**To do:** Which lines in the records below contain the word "data"? Copy each one.

**Material for the task:**
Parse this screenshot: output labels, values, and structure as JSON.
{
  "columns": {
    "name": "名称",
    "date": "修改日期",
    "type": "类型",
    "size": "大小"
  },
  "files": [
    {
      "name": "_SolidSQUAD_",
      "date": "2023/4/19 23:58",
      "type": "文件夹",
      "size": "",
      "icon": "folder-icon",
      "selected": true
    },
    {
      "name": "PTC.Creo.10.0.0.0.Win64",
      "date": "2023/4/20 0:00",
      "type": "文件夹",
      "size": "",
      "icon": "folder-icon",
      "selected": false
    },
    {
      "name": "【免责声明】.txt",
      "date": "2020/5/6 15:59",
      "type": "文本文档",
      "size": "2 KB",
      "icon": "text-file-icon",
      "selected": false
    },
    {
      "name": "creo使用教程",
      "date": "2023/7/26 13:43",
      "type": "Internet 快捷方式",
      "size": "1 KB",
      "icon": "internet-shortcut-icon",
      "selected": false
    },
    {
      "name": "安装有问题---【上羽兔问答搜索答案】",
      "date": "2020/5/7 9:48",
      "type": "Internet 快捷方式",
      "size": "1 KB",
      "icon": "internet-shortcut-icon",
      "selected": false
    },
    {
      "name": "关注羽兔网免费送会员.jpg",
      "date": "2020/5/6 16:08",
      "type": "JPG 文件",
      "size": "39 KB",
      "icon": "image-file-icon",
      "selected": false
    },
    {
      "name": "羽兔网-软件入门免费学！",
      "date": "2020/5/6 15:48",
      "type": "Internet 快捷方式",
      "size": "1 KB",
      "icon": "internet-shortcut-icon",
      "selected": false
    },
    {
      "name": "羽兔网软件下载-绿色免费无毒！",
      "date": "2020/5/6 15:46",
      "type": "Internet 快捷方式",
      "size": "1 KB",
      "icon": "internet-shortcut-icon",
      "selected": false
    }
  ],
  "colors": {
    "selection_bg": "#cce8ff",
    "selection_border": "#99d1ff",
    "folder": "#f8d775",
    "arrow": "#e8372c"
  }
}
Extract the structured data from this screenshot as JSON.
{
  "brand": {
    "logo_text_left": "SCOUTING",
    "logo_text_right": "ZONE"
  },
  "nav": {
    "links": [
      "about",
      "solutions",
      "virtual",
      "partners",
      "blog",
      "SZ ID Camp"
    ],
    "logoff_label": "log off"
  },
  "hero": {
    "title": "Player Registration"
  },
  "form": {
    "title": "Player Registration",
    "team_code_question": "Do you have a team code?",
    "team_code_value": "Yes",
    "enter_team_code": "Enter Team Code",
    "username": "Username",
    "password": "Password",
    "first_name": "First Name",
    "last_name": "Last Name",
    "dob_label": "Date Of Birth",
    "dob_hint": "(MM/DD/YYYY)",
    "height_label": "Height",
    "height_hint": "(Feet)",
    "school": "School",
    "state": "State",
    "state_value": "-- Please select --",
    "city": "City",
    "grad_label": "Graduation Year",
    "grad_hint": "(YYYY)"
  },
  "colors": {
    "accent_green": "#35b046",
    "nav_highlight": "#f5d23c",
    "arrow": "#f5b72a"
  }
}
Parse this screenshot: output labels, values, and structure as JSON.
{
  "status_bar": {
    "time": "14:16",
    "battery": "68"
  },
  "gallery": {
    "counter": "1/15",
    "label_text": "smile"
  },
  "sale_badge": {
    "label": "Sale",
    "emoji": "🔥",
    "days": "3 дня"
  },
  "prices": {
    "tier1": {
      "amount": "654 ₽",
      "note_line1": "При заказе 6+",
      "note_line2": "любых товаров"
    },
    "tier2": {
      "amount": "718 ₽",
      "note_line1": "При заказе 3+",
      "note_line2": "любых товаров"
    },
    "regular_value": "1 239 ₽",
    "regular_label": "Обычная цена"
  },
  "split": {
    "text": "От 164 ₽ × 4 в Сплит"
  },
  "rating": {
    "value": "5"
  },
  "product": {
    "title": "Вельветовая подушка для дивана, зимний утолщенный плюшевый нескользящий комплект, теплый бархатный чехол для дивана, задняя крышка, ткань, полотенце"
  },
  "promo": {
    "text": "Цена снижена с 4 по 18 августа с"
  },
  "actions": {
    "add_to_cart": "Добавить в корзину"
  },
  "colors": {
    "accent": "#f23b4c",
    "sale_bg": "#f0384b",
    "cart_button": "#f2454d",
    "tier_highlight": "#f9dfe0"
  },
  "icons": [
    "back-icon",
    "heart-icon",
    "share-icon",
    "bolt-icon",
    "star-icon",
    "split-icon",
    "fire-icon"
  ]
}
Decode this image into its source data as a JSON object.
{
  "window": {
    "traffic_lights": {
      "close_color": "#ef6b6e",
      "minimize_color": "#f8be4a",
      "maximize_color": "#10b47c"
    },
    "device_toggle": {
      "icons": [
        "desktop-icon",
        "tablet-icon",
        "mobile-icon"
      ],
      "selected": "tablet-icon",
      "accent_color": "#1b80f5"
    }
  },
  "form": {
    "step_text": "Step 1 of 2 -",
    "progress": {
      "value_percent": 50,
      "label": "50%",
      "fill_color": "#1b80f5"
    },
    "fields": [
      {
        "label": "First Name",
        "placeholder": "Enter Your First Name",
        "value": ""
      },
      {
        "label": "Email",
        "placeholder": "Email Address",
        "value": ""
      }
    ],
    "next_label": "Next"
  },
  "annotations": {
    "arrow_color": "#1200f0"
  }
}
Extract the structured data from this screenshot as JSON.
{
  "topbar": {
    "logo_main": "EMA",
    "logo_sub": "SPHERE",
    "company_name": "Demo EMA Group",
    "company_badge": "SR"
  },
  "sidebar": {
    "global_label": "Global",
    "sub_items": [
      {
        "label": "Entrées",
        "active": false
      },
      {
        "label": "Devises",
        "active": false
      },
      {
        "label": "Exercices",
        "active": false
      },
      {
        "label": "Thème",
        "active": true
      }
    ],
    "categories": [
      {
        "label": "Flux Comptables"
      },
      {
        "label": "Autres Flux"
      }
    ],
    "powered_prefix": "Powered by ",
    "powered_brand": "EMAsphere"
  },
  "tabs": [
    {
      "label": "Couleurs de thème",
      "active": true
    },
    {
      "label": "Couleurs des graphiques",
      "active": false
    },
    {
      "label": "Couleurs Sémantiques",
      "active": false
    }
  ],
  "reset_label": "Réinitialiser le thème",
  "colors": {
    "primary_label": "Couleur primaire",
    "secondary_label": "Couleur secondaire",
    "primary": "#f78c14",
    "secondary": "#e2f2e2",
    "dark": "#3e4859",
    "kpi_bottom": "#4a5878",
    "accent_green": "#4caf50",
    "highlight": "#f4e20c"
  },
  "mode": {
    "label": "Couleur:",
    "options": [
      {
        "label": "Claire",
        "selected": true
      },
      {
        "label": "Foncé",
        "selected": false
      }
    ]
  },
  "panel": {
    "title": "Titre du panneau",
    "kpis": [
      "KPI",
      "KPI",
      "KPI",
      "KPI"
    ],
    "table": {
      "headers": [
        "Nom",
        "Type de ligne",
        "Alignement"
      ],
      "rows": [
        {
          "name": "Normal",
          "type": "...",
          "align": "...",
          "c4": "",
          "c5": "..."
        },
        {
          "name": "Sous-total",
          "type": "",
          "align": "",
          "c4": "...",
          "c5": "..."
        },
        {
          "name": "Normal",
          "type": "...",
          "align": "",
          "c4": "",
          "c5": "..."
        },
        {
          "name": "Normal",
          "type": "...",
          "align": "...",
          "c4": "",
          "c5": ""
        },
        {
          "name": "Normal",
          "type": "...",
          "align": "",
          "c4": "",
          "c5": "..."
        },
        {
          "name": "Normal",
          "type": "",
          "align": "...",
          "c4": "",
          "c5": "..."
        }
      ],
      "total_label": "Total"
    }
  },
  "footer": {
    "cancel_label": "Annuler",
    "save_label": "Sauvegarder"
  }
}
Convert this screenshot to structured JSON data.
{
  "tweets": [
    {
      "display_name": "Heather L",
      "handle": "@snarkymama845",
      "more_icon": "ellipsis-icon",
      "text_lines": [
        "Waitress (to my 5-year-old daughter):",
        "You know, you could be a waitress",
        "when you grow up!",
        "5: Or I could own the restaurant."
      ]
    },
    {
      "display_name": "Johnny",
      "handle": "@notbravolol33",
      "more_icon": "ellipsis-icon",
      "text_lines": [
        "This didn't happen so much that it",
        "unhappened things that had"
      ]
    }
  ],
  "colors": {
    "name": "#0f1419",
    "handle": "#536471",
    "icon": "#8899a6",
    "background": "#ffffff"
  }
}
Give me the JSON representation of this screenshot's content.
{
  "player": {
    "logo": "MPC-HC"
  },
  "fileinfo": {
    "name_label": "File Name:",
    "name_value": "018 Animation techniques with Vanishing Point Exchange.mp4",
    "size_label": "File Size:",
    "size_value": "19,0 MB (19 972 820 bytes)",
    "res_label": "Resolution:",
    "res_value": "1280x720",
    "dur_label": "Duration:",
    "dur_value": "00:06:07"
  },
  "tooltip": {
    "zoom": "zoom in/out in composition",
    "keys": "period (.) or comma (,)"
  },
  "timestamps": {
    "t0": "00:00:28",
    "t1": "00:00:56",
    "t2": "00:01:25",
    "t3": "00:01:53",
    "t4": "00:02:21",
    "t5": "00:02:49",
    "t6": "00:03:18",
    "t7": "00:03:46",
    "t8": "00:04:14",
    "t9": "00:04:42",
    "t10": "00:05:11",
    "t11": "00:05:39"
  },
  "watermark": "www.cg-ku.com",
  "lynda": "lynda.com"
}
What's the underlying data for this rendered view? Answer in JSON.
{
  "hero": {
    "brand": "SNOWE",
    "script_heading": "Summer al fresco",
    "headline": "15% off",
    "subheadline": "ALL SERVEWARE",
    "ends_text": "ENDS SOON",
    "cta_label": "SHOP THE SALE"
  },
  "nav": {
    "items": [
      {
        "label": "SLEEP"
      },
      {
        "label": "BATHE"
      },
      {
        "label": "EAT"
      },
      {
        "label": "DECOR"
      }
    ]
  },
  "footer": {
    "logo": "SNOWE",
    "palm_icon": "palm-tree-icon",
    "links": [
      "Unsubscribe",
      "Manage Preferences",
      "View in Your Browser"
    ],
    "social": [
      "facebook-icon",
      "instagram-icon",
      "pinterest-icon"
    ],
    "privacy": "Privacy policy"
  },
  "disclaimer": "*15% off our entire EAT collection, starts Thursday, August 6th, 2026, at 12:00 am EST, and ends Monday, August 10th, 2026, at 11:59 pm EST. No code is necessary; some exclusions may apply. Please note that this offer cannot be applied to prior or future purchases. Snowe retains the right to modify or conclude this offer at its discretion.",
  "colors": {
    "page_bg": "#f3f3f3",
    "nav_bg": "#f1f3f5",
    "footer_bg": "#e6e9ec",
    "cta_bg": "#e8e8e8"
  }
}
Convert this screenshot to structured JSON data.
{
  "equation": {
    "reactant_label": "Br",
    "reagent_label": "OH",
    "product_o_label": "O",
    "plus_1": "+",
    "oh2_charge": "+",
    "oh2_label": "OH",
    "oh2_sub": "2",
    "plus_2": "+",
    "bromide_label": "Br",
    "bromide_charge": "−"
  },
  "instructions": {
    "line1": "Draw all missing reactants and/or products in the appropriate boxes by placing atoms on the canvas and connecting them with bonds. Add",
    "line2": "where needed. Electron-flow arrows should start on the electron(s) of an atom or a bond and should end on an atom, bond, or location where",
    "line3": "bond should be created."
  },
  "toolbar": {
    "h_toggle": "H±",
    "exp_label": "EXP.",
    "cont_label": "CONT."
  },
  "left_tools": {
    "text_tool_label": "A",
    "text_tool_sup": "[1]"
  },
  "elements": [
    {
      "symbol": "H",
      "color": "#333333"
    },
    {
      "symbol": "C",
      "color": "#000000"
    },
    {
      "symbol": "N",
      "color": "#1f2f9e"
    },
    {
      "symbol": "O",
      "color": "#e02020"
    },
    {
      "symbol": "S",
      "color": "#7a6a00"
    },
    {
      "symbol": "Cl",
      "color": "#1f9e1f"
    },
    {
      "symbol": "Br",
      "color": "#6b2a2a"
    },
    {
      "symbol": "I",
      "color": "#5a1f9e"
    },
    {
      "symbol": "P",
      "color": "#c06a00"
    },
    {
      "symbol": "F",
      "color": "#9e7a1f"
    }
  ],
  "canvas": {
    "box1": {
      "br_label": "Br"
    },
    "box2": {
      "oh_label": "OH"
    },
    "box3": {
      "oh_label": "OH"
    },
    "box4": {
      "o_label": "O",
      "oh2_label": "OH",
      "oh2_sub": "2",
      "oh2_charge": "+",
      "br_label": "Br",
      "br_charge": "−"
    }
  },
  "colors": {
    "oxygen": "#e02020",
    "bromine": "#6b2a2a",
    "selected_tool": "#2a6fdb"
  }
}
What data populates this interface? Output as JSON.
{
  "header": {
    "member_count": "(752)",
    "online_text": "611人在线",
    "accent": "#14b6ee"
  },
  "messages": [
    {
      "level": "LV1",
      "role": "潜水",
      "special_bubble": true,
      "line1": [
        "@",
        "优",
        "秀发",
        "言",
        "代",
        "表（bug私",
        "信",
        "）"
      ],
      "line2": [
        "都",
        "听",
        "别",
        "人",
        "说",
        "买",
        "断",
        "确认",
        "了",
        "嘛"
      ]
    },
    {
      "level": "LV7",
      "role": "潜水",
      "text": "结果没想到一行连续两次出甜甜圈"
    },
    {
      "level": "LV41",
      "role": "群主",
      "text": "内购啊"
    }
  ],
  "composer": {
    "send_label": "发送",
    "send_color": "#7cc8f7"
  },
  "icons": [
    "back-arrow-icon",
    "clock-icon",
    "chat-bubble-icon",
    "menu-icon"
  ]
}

**Answer area:**
Extract the structured data from this screenshot as JSON.
Decode this image into its source data as a JSON object.
Extract the structured data from this screenshot as JSON.
Convert this screenshot to structured JSON data.
What's the underlying data for this rendered view? Answer in JSON.
Convert this screenshot to structured JSON data.
What data populates this interface? Output as JSON.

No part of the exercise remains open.